What the exercise asks.
For each line of the listing below that contains the string "averages", copy the line.
○ ○ ○ ○ ○ ○ ○
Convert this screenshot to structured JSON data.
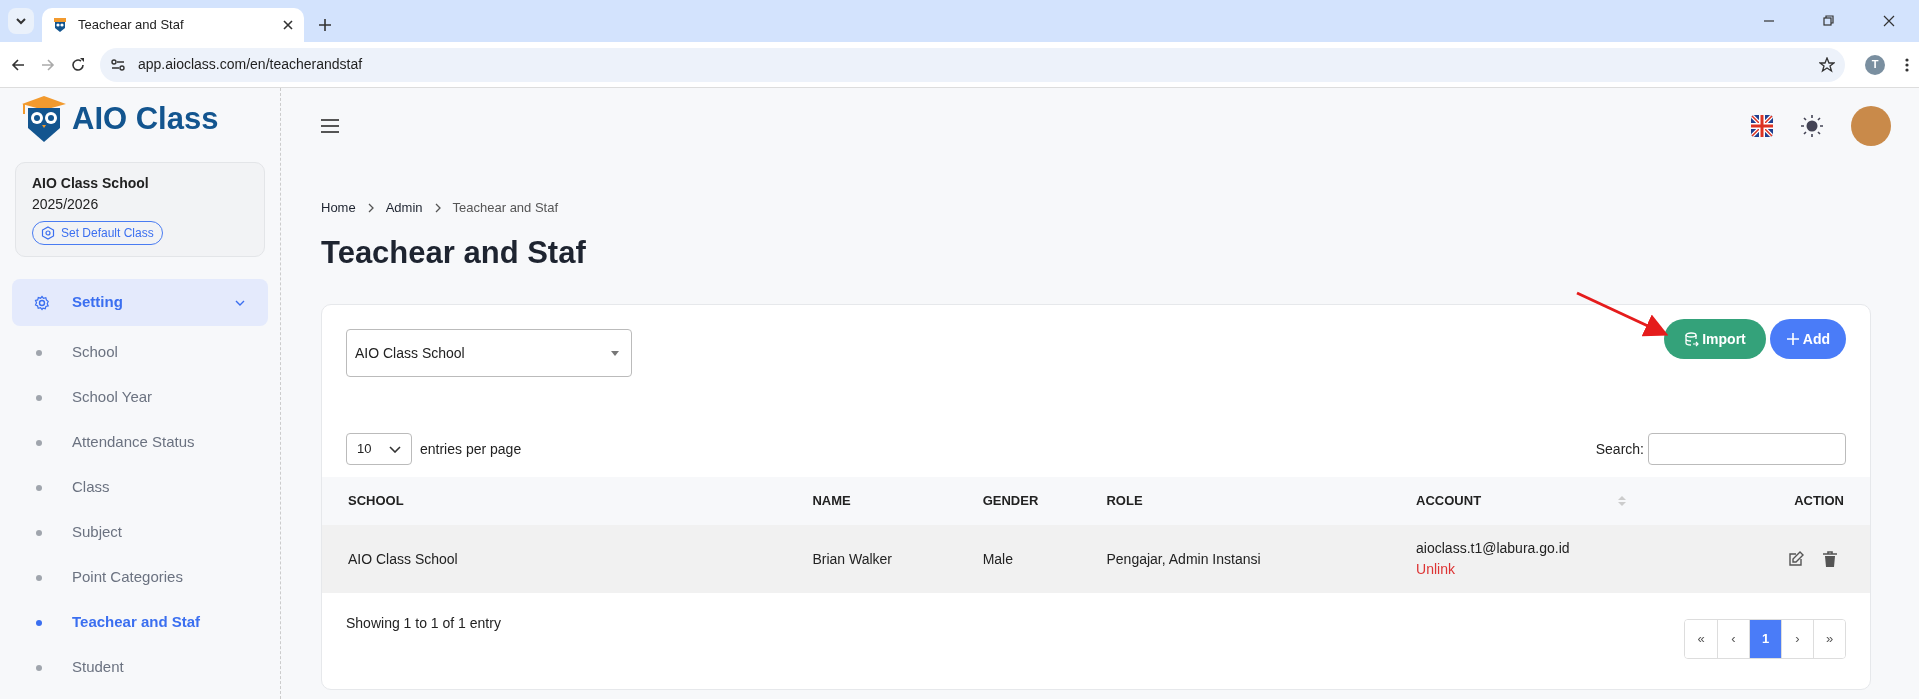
{
  "browser": {
    "tab_title": "Teachear and Staf",
    "url": "app.aioclass.com/en/teacherandstaf",
    "profile_initial": "T"
  },
  "sidebar": {
    "brand": "AIO Class",
    "school_card": {
      "name": "AIO Class School",
      "year": "2025/2026",
      "button": "Set Default Class"
    },
    "menu": {
      "label": "Setting",
      "expanded": true,
      "items": [
        {
          "label": "School",
          "selected": false
        },
        {
          "label": "School Year",
          "selected": false
        },
        {
          "label": "Attendance Status",
          "selected": false
        },
        {
          "label": "Class",
          "selected": false
        },
        {
          "label": "Subject",
          "selected": false
        },
        {
          "label": "Point Categories",
          "selected": false
        },
        {
          "label": "Teachear and Staf",
          "selected": true
        },
        {
          "label": "Student",
          "selected": false
        }
      ]
    }
  },
  "breadcrumb": [
    {
      "label": "Home",
      "current": false
    },
    {
      "label": "Admin",
      "current": false
    },
    {
      "label": "Teachear and Staf",
      "current": true
    }
  ],
  "page_title": "Teachear and Staf",
  "school_filter": {
    "value": "AIO Class School"
  },
  "buttons": [
    {
      "kind": "import",
      "label": "Import"
    },
    {
      "kind": "add",
      "label": "Add"
    }
  ],
  "table_controls": {
    "page_size": "10",
    "entries_label": "entries per page",
    "search_label": "Search:"
  },
  "table": {
    "columns": [
      {
        "label": "SCHOOL",
        "sortable": false
      },
      {
        "label": "NAME",
        "sortable": false
      },
      {
        "label": "GENDER",
        "sortable": false
      },
      {
        "label": "ROLE",
        "sortable": false
      },
      {
        "label": "ACCOUNT",
        "sortable": true
      },
      {
        "label": "ACTION",
        "sortable": false
      }
    ],
    "rows": [
      {
        "school": "AIO Class School",
        "name": "Brian Walker",
        "gender": "Male",
        "role": "Pengajar, Admin Instansi",
        "account": "aioclass.t1@labura.go.id",
        "account_action": "Unlink"
      }
    ]
  },
  "info": "Showing 1 to 1 of 1 entry",
  "pagination": [
    {
      "label": "«",
      "selected": false
    },
    {
      "label": "‹",
      "selected": false
    },
    {
      "label": "1",
      "selected": true
    },
    {
      "label": "›",
      "selected": false
    },
    {
      "label": "»",
      "selected": false
    }
  ]
}
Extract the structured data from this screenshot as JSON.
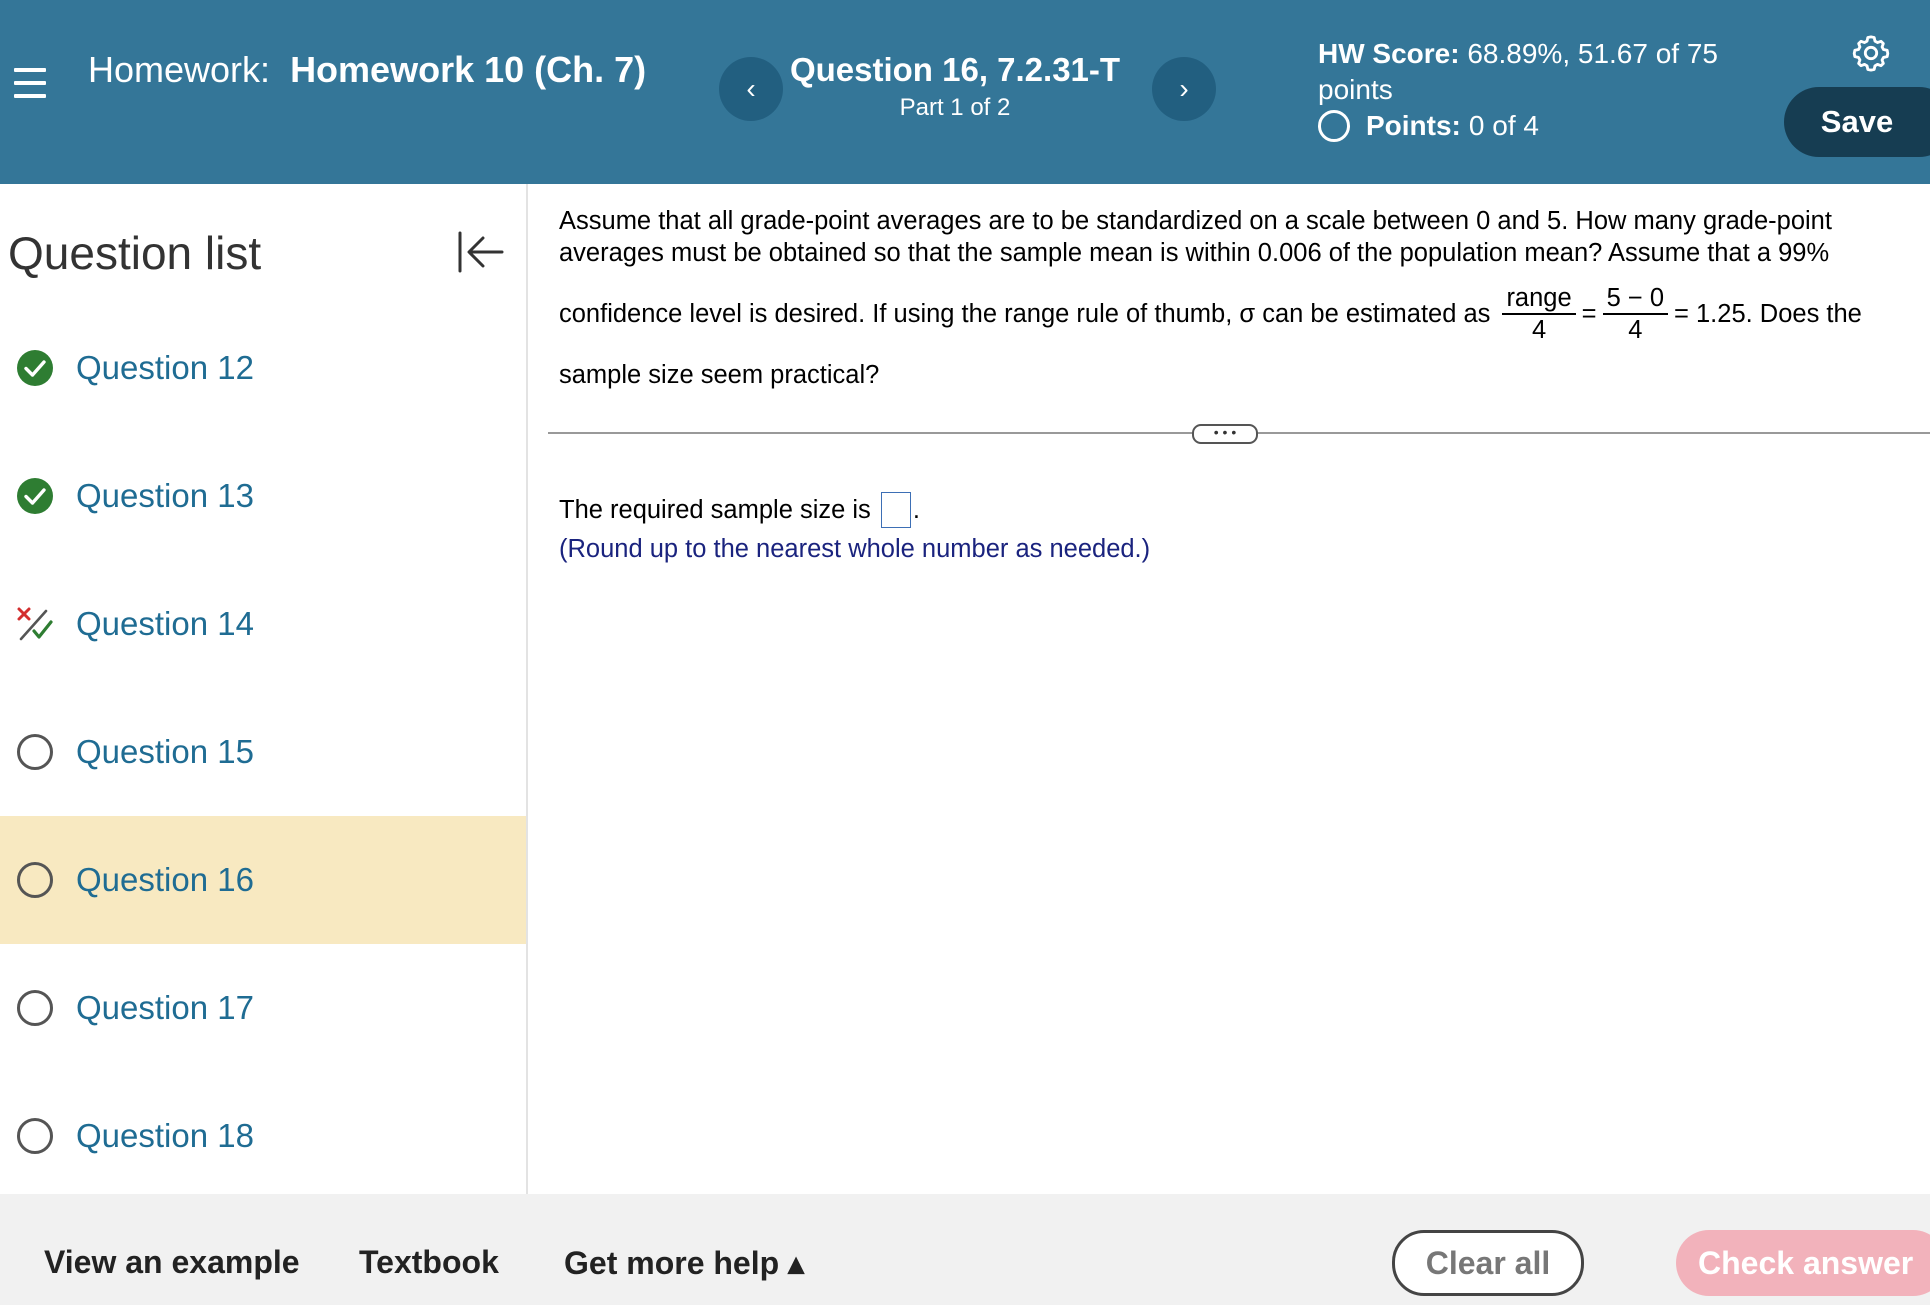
{
  "header": {
    "hw_label": "Homework:",
    "hw_name": "Homework 10 (Ch. 7)",
    "question_title": "Question 16, 7.2.31-T",
    "question_part": "Part 1 of 2",
    "score_label": "HW Score:",
    "score_value": "68.89%, 51.67 of 75 points",
    "points_label": "Points:",
    "points_value": "0 of 4",
    "save_label": "Save",
    "prev_symbol": "‹",
    "next_symbol": "›",
    "icons": {
      "menu": "hamburger-menu-icon",
      "settings": "gear-icon"
    },
    "colors": {
      "background": "#347698",
      "nav_button": "#225f80",
      "save_button": "#163d52"
    }
  },
  "sidebar": {
    "title": "Question list",
    "items": [
      {
        "label": "Question 12",
        "status": "correct"
      },
      {
        "label": "Question 13",
        "status": "correct"
      },
      {
        "label": "Question 14",
        "status": "partial"
      },
      {
        "label": "Question 15",
        "status": "unanswered"
      },
      {
        "label": "Question 16",
        "status": "unanswered",
        "active": true
      },
      {
        "label": "Question 17",
        "status": "unanswered"
      },
      {
        "label": "Question 18",
        "status": "unanswered"
      }
    ],
    "colors": {
      "active_background": "#f8e9c1",
      "correct": "#2e7d32",
      "link": "#1f6c93"
    }
  },
  "question": {
    "line1": "Assume that all grade-point averages are to be standardized on a scale between 0 and 5. How many grade-point",
    "line2": "averages must be obtained so that the sample mean is within 0.006 of the population mean? Assume that a 99%",
    "line3_prefix": "confidence level is desired. If using the range rule of thumb, σ can be estimated as",
    "frac1_num": "range",
    "frac1_den": "4",
    "equals": "=",
    "frac2_num": "5 − 0",
    "frac2_den": "4",
    "line3_suffix": "= 1.25. Does the",
    "line4": "sample size seem practical?",
    "more_label": "• • •",
    "answer_prefix": "The required sample size is",
    "answer_suffix": ".",
    "answer_value": "",
    "answer_note": "(Round up to the nearest whole number as needed.)"
  },
  "footer": {
    "view_example": "View an example",
    "textbook": "Textbook",
    "get_more_help": "Get more help ▴",
    "clear_all": "Clear all",
    "check_answer": "Check answer",
    "colors": {
      "check_button": "#f2b2bb"
    }
  }
}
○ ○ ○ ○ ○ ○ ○
Written reply.
    "line1": "Assume that all grade-point averages are to be standardized on a scale between 0 and 5. How many grade-point",
    "line2": "averages must be obtained so that the sample mean is within 0.006 of the population mean? Assume that a 99%",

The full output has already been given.